  • Masturbate: Masturbation is a great way to naturally moisturize your vagina. You can do this by yourself, or include a partner, but masturbation may help with production of moisture in your intimate area. 
  • Communicate with your intimate partner: The last thing your partner wants to do is be the source of pain - especially during an act that is supposed to be pleasurable. Communicate with your partner if you’re experiencing pain, and brainstorm ways together to make it more enjoyable. 

Medical Treatments

When at home treatments don’t work for you, there are medical treatment options for painful sex as well: 

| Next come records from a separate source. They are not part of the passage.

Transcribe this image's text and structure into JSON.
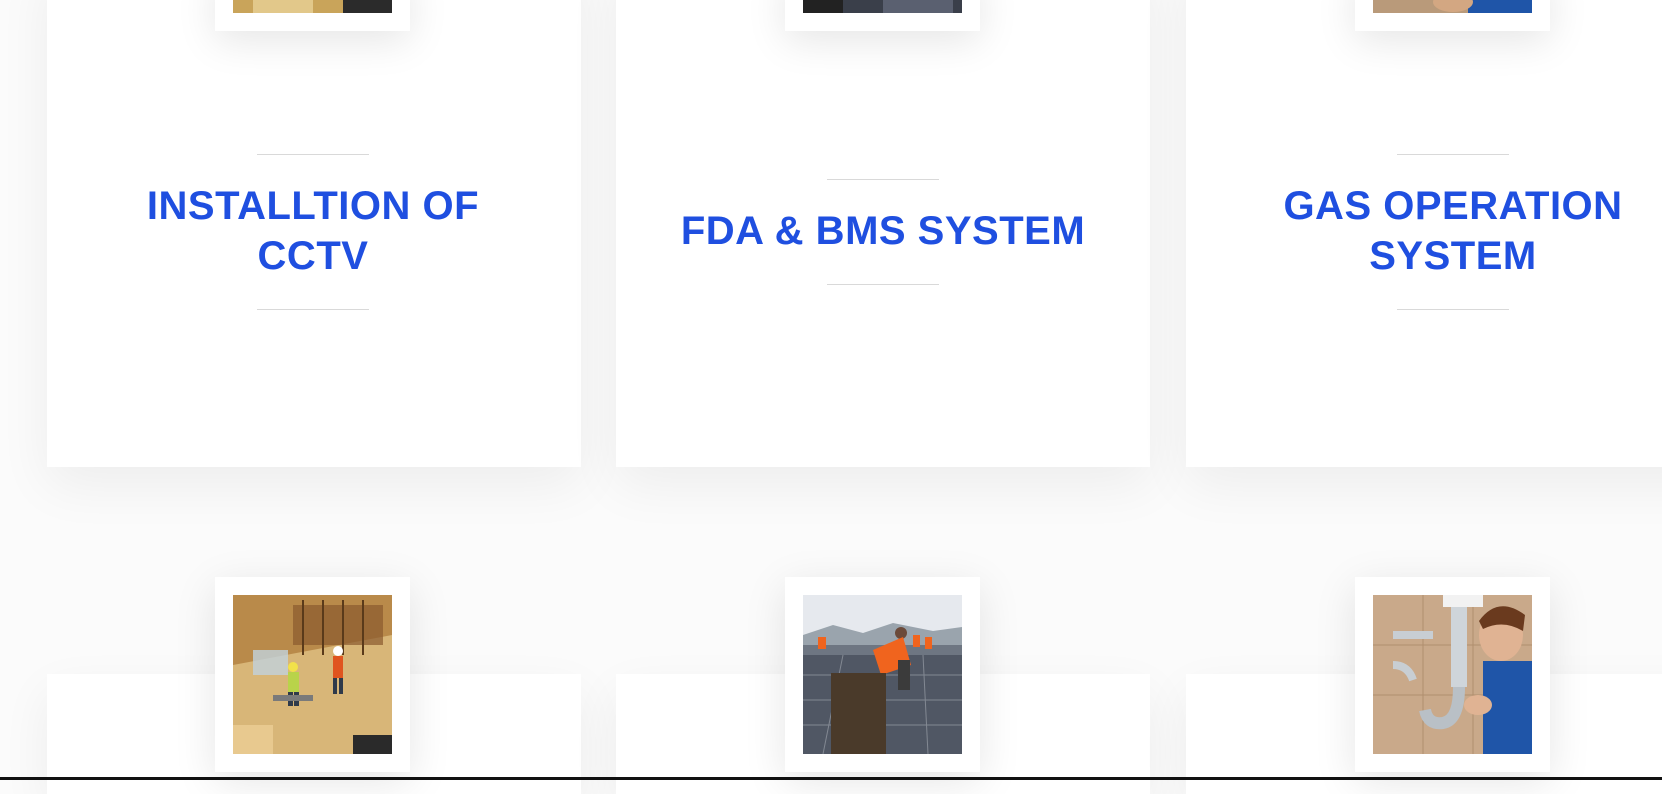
{
  "services": [
    {
      "title": "INSTALLTION OF CCTV",
      "title_line1": "INSTALLTION OF",
      "title_line2": "CCTV",
      "image_icon": "construction-workers-photo"
    },
    {
      "title": "FDA & BMS SYSTEM",
      "image_icon": "solar-panel-workers-photo"
    },
    {
      "title": "GAS OPERATION SYSTEM",
      "title_line1": "GAS OPERATION",
      "title_line2": "SYSTEM",
      "image_icon": "plumber-pipe-photo"
    }
  ],
  "colors": {
    "title": "#1f4fe0",
    "page_bg": "#fbfbfb",
    "card_bg": "#ffffff",
    "rule": "#d9d9d9"
  }
}
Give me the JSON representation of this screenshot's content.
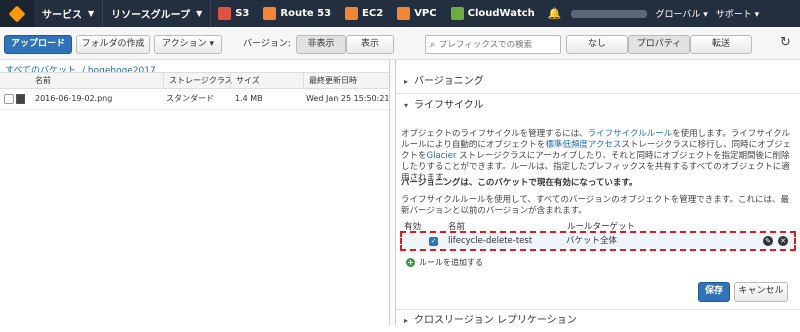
{
  "topnav": {
    "services": "サービス",
    "resource_groups": "リソースグループ",
    "pins": [
      {
        "label": "S3",
        "icon": "s3-icon",
        "color": "#e05243"
      },
      {
        "label": "Route 53",
        "icon": "route53-icon",
        "color": "#f58534"
      },
      {
        "label": "EC2",
        "icon": "ec2-icon",
        "color": "#f58534"
      },
      {
        "label": "VPC",
        "icon": "vpc-icon",
        "color": "#f58534"
      },
      {
        "label": "CloudWatch",
        "icon": "cloudwatch-icon",
        "color": "#6cae3e"
      }
    ],
    "region": "グローバル",
    "support": "サポート"
  },
  "toolbar": {
    "upload": "アップロード",
    "create_folder": "フォルダの作成",
    "actions": "アクション",
    "version_label": "バージョン:",
    "hide": "非表示",
    "show": "表示",
    "search_placeholder": "プレフィックスでの検索",
    "none": "なし",
    "properties": "プロパティ",
    "transfer": "転送"
  },
  "breadcrumb": {
    "all_buckets": "すべてのバケット",
    "bucket": "/ hogehoge2017"
  },
  "file_table": {
    "headers": [
      "名前",
      "ストレージクラス",
      "サイズ",
      "最終更新日時"
    ],
    "rows": [
      {
        "name": "2016-06-19-02.png",
        "storage": "スタンダード",
        "size": "1.4 MB",
        "modified": "Wed Jan 25 15:50:21 G"
      }
    ]
  },
  "properties": {
    "versioning": "バージョニング",
    "lifecycle": "ライフサイクル",
    "desc_1": "オブジェクトのライフサイクルを管理するには、",
    "desc_link1": "ライフサイクルルール",
    "desc_2": "を使用します。ライフサイクルルールにより自動的にオブジェクトを",
    "desc_link2": "標準低頻度アクセス",
    "desc_3": "ストレージクラスに移行し、同時にオブジェクトを",
    "desc_link3": "Glacier",
    "desc_4": " ストレージクラスにアーカイブしたり、それと同時にオブジェクトを指定期間後に削除したりすることができます。ルールは、指定したプレフィックスを共有するすべてのオブジェクトに適用されます。",
    "versioning_enabled": "バージョニングは、このバケットで現在有効になっています。",
    "version_desc": "ライフサイクルルールを使用して、すべてのバージョンのオブジェクトを管理できます。これには、最新バージョンと以前のバージョンが含まれます。",
    "rule_headers": {
      "enabled": "有効",
      "name": "名前",
      "target": "ルールターゲット"
    },
    "rule": {
      "name": "lifecycle-delete-test",
      "target": "バケット全体",
      "enabled": true
    },
    "add_rule": "ルールを追加する",
    "save": "保存",
    "cancel": "キャンセル",
    "cross_region": "クロスリージョン レプリケーション"
  }
}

  • Topical Estrogen: This is a topical cream that is applied directly to your vaginal area - it will help to regulate your estrogen levels and restore some of your vaginal moisture. 
  • Osphena (ospemifene): The Food and Drug Association (FDA) approved this drug that acts as estrogen in the vaginal lining. 
  • Hormone Therapy: This treatment re-introduces healthy estrogen levels back into your body. 
  • Desensitization Therapy: Medical professionals may suggest vaginal relaxation exercises to decrease sensitivity in the vagina potentially leading to decreased pain.
  • Counseling or Sex Therapy: If sex has been painful for a long time, you may have negative connotations with sex. Sex therapy can help you find pleasure that can be associated with sex.

When to See a Doctor 

If, after you have tried the at home remedies and you are still experiencing persistent or extreme pain, it’s time to have a conversation with your OB/GYN. Another symptom that can indicate it’s time to talk to a doctor is bleeding during or after sex, especially when you are not experiencing your period anymore.

When you see a physician, you will likely receive a physical exam including a pelvic exam or Pap smear as well as a transvaginal ultrasound - this is performed in order for doctors to gain a better image of your reproductive system. If your doctor is concerned about infection or disease, you will also receive a blood test and they will collect a urine sample in order to give you the best treatment for your symptoms. 

Your doctor is the best person to talk to about the pain or discomfort you’re experiencing. Even if you may feel a little bit awkward or uncomfortable having these conversations, it’s healthy to talk about and it is your doctor's job to assist you in whatever ways they can. 

The Bottom Line 

Menopause is a natural stage every woman experiences, but that doesn’t make it any more comfortable to go through. As frustrating as painful sex can be, there are ways to continue to find pleasure. Look into solutions as opposed to giving up on having sex. Once you find treatments that work for you, your enjoyable sex life can continue through your midlife and postmenopause.